Soon after completing her education in Greek and English literature from Hillsdale College in 1916, Elizebeth was a bit unceremoniously swept up by an eccentric millionaire, George Fabyan, to work on identifying Shakespearean ciphers at his community estate, Riverbank, in Geneva, Illinois, just about a year before America entered World War I. If that set of details isn’t quite interesting enough, the majority of the book focuses on her relationship with her husband, William Friedman, whom she met at Riverbank and with whom she developed her ability to analyze cryptograms. The Friedmans spent much of their careers working to develop the science of cryptography before being assigned to separate, yet equally top secret government projects. William was part of the American team that solved the German Enigma machine around the same time the British at Bletchley Park found the key (an accomplishment made widely famous by Benedict Cumberbatch’s portrayal of Alan Turing in The Imitation Game). Elizebeth spent years cracking the codes of rum runners and gangsters before turning her attention to defeating the Nazi spy network in South America.
In the present age of occasionally aggressive pushes for women empowerment, the tales told in The Woman Who Smashed Codes sounded extremely archaic, so it was important to recognize and appreciate the vast improvements to work culture, pay parity, social opportunities and patriarchal expectations that have occurred in the past 75 years as I read the book. At the time, Elizebeth Friedman’s expertise in her field was so valuable that the government (full of men) had no choice but to continue to keep her on its payroll in order to make critical advancements in securing a safer future for the country even though she was given ridiculously low pay in comparison, few opportunities of promotion and was repeatedly undervalued by many of the men for whom she worked.
Change to large-scale agencies and organizations is often painfully slow, so it was no surprise to me that Elizebeth quit working multiple times to pursue what she felt was expected of a woman – homemaking and child-rearing. However, even in the matters of the home I was encouraged by the ways that the Friedmans treated each other as equals. Breaking many social norms of the time, Elizebeth found joy and fulfillment both through her career and for caring for her family. From what the author Jason Fagone describes, Elizebeth never felt restricted or oppressed by the ambition or success of her husband, but was rather encouraged by him to pursue her own. I doubt that she ever doubted her abilities or contributions and was probably diminished only by the limitations of what was offered by society at the time.

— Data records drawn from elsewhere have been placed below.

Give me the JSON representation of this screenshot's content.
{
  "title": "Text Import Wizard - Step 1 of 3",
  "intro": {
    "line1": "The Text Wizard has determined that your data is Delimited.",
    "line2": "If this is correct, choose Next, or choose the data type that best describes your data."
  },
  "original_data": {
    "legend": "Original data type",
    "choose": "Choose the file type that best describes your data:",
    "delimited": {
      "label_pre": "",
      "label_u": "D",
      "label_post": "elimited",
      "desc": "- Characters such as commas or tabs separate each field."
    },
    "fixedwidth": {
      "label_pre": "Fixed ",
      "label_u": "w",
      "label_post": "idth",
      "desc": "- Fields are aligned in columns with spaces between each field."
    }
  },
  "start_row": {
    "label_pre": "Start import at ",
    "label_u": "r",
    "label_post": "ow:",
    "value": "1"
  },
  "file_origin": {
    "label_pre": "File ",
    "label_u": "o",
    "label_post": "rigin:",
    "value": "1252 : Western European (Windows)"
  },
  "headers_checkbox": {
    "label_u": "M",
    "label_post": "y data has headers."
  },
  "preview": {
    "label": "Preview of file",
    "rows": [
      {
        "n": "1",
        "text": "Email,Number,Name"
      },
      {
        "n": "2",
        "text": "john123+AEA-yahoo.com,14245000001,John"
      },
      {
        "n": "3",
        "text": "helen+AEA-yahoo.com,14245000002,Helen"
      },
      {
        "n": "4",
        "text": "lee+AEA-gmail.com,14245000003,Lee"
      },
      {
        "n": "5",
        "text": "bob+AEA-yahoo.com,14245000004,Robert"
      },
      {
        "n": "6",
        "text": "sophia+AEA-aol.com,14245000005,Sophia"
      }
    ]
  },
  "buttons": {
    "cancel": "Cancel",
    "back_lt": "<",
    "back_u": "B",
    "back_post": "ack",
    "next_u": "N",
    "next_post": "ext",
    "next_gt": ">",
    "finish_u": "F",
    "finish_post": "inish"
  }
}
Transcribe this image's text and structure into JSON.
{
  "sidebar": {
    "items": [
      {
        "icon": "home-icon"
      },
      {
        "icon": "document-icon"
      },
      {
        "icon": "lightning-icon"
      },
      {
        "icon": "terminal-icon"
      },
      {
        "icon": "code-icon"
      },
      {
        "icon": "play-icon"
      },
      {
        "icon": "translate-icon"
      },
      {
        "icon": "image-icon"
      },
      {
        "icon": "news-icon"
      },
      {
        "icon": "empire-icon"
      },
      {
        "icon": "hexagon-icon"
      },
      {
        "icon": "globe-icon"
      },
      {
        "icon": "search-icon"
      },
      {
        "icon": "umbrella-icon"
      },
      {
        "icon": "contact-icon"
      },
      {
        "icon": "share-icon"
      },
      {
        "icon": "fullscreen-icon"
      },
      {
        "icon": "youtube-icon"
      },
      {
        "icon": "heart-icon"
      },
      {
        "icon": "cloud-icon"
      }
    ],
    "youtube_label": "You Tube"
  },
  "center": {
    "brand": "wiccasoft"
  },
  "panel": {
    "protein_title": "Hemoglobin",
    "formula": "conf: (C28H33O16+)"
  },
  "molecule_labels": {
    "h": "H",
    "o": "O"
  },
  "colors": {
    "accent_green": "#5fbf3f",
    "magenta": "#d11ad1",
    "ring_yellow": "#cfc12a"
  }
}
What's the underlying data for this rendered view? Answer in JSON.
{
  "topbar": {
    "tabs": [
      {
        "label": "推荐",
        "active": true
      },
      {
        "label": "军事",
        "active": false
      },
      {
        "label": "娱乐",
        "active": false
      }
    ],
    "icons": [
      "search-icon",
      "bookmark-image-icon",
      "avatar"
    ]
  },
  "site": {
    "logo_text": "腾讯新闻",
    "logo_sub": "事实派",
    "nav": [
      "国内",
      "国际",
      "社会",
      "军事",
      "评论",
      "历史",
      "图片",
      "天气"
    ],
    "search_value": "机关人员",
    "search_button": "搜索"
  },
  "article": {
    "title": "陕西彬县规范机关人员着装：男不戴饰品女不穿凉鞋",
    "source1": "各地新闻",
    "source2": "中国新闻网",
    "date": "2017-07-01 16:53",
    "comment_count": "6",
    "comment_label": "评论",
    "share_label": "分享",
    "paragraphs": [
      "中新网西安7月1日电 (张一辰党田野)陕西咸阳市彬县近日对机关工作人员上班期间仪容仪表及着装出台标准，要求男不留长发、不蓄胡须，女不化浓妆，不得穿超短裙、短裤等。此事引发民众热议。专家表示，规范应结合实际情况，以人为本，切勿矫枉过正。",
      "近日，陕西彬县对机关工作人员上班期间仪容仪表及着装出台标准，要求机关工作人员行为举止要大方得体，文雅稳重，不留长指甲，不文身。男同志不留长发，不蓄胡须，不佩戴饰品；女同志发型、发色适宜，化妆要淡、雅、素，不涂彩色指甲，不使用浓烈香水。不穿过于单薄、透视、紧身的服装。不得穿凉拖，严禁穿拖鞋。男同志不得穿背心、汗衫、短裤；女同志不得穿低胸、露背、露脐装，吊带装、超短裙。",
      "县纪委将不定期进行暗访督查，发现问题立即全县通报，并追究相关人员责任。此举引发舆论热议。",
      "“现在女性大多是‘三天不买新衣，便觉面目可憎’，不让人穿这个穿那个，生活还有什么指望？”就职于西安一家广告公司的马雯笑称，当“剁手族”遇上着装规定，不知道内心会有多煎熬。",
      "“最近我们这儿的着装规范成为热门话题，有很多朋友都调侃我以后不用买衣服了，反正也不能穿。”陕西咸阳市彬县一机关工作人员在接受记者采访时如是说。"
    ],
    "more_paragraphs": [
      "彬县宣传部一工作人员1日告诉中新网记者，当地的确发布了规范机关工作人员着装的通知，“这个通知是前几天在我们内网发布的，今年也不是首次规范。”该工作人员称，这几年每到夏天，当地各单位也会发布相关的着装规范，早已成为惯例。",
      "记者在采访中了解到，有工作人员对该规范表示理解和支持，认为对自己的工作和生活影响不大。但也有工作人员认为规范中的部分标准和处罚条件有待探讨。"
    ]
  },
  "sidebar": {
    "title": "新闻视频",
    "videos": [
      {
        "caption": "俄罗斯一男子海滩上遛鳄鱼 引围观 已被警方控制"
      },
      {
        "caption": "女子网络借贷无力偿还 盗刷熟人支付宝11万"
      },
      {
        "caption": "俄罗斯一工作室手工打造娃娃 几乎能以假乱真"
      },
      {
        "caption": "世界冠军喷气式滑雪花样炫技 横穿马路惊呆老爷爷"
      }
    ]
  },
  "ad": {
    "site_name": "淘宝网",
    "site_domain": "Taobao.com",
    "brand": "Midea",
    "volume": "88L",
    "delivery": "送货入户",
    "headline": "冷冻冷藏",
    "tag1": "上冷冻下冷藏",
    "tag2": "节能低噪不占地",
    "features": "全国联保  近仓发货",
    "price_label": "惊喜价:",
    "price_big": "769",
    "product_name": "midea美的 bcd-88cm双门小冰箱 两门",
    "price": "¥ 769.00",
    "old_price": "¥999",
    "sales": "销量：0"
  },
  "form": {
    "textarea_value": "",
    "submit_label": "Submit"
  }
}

Fagone was obviously intentional in bragging on behalf of an extraordinary woman who was so much more notable for how little she thought to tell of her work. Even as an old woman, reflecting back on a career that provided the foundations for modern intelligence agencies, Elizebeth apparently made light of how she and William pioneered the science of breaking codes, calling herself a “has-been” and presuming that the audience would feel cheated by listening to stories of famous code-breaking cases she led.
Overall, I really enjoyed The Woman Who Smashed Codes. It was written in a way that kept me engaged and interested in the stories, but had enough meat to its content that I didn’t want to just burn through the pages. Fagone is a great storyteller and seemed bent on telling Elizebeth’s story to honor her name, her work and the legacy she left on American intelligence and for women in the workplace. It was an admirable cause to celebrate an admirable woman!
This book may be for you if you also like: Elizebeth Friedman; women empowerment; stories from World War II; cryptology; codebreaking; biographies; Geneva, Illinois; history of the National Security Agency (NSA) or Federal Bureau of Investigations (FBI); J. Edgar Hoover; enigmas (the machines or the puzzles); Bletchley Park; Alan Turing; The Imitation Game (film, 2014); intelligence agencies; spy thrillers; nonfiction; National Treasure (film, 2004); Allied victories; long-lasting love stories; good writing.